• **RECORDS FOR PROCESSING**
-- -- --

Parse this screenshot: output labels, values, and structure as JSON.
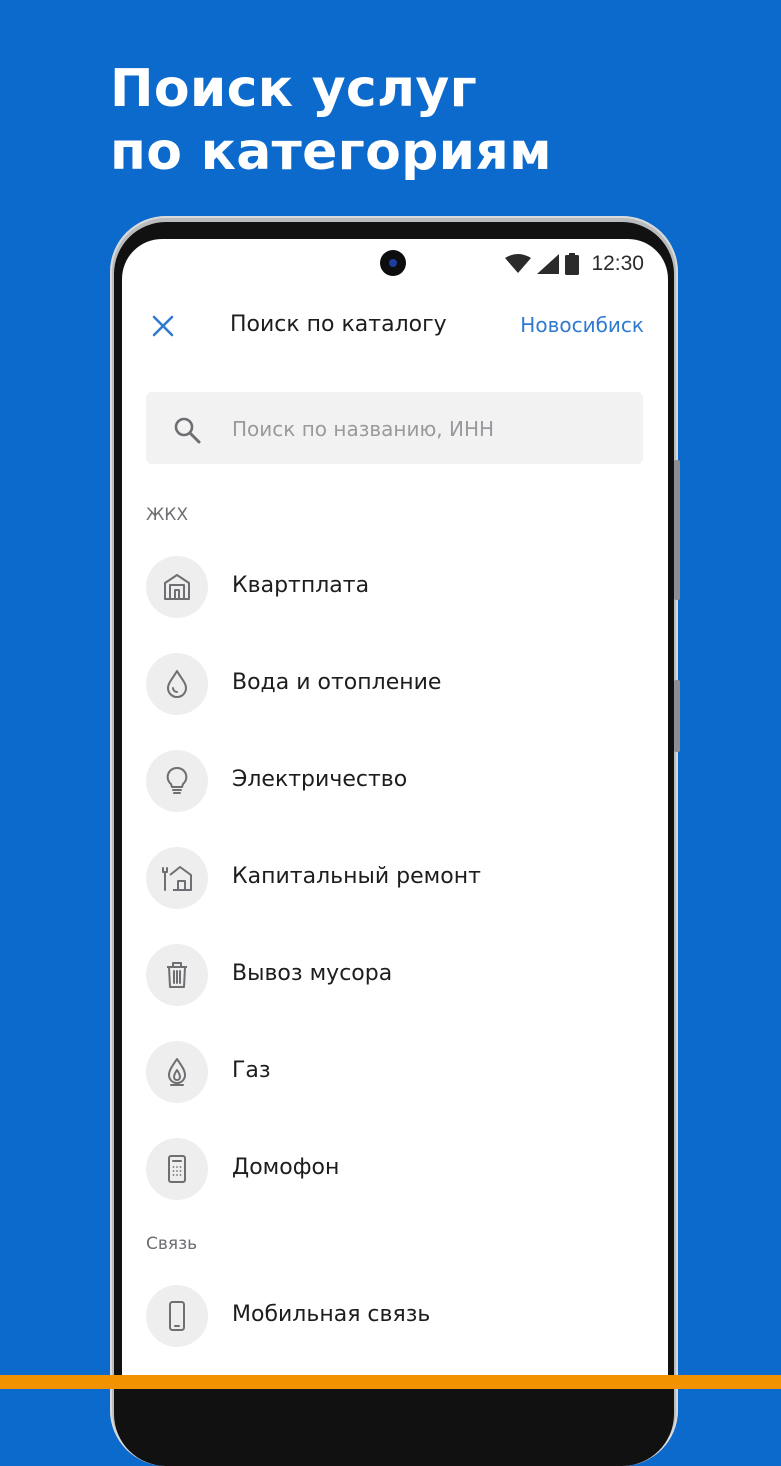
{
  "promo": {
    "line1": "Поиск услуг",
    "line2": "по категориям"
  },
  "status_bar": {
    "time": "12:30",
    "icons": [
      "wifi-icon",
      "signal-icon",
      "battery-icon"
    ]
  },
  "header": {
    "close_icon": "close-icon",
    "title": "Поиск по каталогу",
    "city": "Новосибиск"
  },
  "search": {
    "icon": "search-icon",
    "placeholder": "Поиск по названию, ИНН",
    "value": ""
  },
  "sections": [
    {
      "title": "ЖКХ",
      "items": [
        {
          "label": "Квартплата",
          "icon": "building-icon"
        },
        {
          "label": "Вода и отопление",
          "icon": "water-drop-icon"
        },
        {
          "label": "Электричество",
          "icon": "light-bulb-icon"
        },
        {
          "label": "Капитальный ремонт",
          "icon": "house-repair-icon"
        },
        {
          "label": "Вывоз мусора",
          "icon": "trash-icon"
        },
        {
          "label": "Газ",
          "icon": "gas-flame-icon"
        },
        {
          "label": "Домофон",
          "icon": "intercom-icon"
        }
      ]
    },
    {
      "title": "Связь",
      "items": [
        {
          "label": "Мобильная связь",
          "icon": "mobile-phone-icon"
        }
      ]
    }
  ],
  "colors": {
    "background": "#0c6acd",
    "accent_link": "#2f7ad0",
    "icon_circle": "#eeeeef",
    "bottom_stripe": "#f39200"
  }
}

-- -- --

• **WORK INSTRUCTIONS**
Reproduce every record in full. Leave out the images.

• **RESULT OF THIS TASK**
Parse this screenshot: output labels, values, and structure as JSON.
{
  "promo": {
    "line1": "Поиск услуг",
    "line2": "по категориям"
  },
  "status_bar": {
    "time": "12:30",
    "icons": [
      "wifi-icon",
      "signal-icon",
      "battery-icon"
    ]
  },
  "header": {
    "close_icon": "close-icon",
    "title": "Поиск по каталогу",
    "city": "Новосибиск"
  },
  "search": {
    "icon": "search-icon",
    "placeholder": "Поиск по названию, ИНН",
    "value": ""
  },
  "sections": [
    {
      "title": "ЖКХ",
      "items": [
        {
          "label": "Квартплата",
          "icon": "building-icon"
        },
        {
          "label": "Вода и отопление",
          "icon": "water-drop-icon"
        },
        {
          "label": "Электричество",
          "icon": "light-bulb-icon"
        },
        {
          "label": "Капитальный ремонт",
          "icon": "house-repair-icon"
        },
        {
          "label": "Вывоз мусора",
          "icon": "trash-icon"
        },
        {
          "label": "Газ",
          "icon": "gas-flame-icon"
        },
        {
          "label": "Домофон",
          "icon": "intercom-icon"
        }
      ]
    },
    {
      "title": "Связь",
      "items": [
        {
          "label": "Мобильная связь",
          "icon": "mobile-phone-icon"
        }
      ]
    }
  ],
  "colors": {
    "background": "#0c6acd",
    "accent_link": "#2f7ad0",
    "icon_circle": "#eeeeef",
    "bottom_stripe": "#f39200"
  }
}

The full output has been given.